4. If you’re playing a video game with someone who is entirely new to it, don’t just instruct them on how to play most efficiently, it turns their joy of discovery and fun into a job. If anything you should let them take the lead and answer questions when they have them.
5. Here is advice for extended time alone at home.
Work out every day: You go into this like a prison sentence thinking you’ll have a six-pack by the time they lift the quarantine, but the stress of your remote work, caring for others, etc don’t leave you the free time you thought it would. You are exhausted and stressed out. When you don’t get exercise, you stop being able to manage stress, you stop being able to sleep well, and there is nothing like insomnia to make you unravel. If you hate it, aim for 10 minutes. If you stop sleeping, know that exercise is the fastest way to reverse that.
Socialize as much as possible: Obviously from a safe distance or online, but it’s so easy to fall into a pattern of work and TV, binging news, and self-isolation. Sharing your experience with others, talk, and human contact is critical. If you live with someone, (and therefore not practicing social distancing) make sure to hug them as much as possible. If you live alone, hug yourself, give yourself little massages, take long baths. We are tactile creatures and a lack of human contact can cause depression, stress, and poor health overall. Lack of touch can also exacerbate anxiety disorders and various mood disorders.
Disconnect from the scary thing, and laugh as much as possible: So easy to while away your days on twitter and news feeds trying to keep track of what’s going on. Terrible for mental health. Check-in on that as needed, and then tear yourself away and feed your brain with books, and conversations with others, movies, and TV, online classes, etc. Take advantage of all the stuff that is being made freely available, learn a skill whatever. Most of all, laugh. Watch comedies, read funny books, appreciate the ironies of the situations you’ll inevitably encounter, write them down. Laughter releases endorphins, promoting well-being and relieving stress. Ideally, laugh with others.

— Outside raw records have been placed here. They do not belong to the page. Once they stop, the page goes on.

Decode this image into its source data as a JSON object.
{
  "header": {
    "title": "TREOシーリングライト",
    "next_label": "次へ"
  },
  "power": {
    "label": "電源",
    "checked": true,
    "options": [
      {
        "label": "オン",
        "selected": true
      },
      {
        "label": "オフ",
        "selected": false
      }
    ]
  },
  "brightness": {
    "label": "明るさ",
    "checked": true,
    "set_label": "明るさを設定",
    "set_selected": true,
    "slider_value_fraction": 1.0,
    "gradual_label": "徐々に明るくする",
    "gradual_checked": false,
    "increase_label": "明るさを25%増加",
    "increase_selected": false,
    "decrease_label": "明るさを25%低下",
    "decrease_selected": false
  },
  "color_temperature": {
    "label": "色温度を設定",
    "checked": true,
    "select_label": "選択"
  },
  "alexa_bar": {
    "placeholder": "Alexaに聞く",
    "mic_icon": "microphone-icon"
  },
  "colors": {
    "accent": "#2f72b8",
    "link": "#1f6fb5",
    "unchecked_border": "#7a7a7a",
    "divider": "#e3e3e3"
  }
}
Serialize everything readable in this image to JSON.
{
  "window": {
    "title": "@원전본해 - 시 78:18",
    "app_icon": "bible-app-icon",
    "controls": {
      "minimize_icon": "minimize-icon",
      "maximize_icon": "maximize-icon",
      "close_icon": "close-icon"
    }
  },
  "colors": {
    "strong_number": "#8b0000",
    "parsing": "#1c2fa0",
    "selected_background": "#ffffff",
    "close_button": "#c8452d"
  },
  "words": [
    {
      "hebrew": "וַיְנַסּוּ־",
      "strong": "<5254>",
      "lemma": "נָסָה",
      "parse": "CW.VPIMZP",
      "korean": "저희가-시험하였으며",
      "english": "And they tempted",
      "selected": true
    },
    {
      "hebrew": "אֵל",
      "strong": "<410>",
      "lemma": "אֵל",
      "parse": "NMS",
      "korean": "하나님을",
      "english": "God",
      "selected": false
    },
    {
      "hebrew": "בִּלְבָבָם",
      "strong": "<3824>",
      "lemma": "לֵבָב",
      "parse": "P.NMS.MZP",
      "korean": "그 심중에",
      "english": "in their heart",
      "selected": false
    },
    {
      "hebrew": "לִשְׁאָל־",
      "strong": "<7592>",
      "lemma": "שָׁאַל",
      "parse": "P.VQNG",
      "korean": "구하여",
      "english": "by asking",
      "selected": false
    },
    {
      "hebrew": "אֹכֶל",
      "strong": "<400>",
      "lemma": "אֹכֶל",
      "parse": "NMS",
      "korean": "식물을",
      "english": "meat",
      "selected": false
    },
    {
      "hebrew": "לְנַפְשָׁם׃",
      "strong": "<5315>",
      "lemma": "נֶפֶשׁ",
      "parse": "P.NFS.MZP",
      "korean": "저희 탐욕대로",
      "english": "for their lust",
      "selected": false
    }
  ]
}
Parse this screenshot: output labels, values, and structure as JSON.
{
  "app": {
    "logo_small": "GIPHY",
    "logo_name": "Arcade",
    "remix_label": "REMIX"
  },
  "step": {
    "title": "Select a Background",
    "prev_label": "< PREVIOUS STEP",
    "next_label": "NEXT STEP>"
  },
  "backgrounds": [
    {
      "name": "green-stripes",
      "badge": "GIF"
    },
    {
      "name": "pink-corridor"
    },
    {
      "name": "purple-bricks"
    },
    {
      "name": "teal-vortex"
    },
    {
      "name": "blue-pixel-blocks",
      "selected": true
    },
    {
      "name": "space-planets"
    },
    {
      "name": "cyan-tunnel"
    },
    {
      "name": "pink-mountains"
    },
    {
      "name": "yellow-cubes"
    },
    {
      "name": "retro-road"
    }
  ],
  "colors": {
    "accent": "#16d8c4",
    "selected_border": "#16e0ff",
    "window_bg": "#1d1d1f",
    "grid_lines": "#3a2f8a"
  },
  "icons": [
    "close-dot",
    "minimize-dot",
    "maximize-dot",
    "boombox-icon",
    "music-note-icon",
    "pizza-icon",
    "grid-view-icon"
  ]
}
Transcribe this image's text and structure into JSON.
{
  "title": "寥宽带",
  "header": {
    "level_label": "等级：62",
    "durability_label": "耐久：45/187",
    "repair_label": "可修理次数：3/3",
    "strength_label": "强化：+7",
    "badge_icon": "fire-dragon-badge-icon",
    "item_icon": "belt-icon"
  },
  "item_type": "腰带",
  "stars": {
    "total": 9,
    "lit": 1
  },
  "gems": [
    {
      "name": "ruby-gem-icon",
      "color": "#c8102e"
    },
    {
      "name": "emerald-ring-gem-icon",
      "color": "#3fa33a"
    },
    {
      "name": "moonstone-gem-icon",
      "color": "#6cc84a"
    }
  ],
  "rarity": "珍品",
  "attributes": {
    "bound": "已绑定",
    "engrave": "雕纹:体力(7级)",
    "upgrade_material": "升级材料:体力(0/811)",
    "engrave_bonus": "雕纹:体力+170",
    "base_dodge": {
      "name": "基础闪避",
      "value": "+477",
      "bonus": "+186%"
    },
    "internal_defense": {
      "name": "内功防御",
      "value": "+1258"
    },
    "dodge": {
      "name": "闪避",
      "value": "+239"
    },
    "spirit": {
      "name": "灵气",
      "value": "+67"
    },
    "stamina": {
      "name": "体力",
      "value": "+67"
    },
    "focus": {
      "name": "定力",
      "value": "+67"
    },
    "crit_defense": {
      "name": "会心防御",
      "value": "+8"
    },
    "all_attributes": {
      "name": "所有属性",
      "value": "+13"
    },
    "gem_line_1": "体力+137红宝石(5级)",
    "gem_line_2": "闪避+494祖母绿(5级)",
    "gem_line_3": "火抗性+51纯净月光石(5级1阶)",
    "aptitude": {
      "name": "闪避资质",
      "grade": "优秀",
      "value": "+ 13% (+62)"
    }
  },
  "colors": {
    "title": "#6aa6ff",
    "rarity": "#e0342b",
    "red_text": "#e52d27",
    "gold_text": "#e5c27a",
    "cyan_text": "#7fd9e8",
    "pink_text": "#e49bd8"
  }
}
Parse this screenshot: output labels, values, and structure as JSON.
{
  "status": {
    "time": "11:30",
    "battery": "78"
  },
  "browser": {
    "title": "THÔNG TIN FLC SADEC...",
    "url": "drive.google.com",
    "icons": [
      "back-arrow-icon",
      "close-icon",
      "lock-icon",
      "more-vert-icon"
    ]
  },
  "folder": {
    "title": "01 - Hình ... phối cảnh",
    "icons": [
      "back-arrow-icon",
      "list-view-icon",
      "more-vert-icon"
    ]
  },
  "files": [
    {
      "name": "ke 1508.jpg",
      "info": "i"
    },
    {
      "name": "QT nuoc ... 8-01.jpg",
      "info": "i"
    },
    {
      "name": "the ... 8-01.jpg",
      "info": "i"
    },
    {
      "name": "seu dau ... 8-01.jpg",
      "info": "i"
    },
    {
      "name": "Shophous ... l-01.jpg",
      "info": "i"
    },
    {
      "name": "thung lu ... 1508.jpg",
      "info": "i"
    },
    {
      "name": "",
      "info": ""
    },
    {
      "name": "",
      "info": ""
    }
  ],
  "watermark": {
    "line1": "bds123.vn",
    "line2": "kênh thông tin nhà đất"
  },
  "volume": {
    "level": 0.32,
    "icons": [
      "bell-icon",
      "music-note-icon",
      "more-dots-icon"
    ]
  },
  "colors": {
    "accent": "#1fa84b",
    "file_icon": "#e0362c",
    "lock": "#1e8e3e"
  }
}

Help someone: It makes you feel useful in a time when it’s hard to feel useful. It’s easy to question the point of your work when *that* is happening outside. Guaranteed there is someone nearby, literally and figuratively, who needs help. Put up a few signs offering to help those who need groceries or medicines, offer to walk dogs. Adopt a pet short term before the inevitable closure of shelters. Call family members, let stressed-out friends vent to you, be a safe space. If you have extra money, give it to someone who doesn’t. There are a million ways to help, and every one of them will make you and someone else feel better.
Check-in on your own mental health: It’s easy to think you’re fine, mental health issues often emerge like the boiling frog fable. Stop, take a minute and ask yourself how you’re doing. Ask for help when you need it, and know that lots of mental health support services are available online, including therapy over skype/zoom.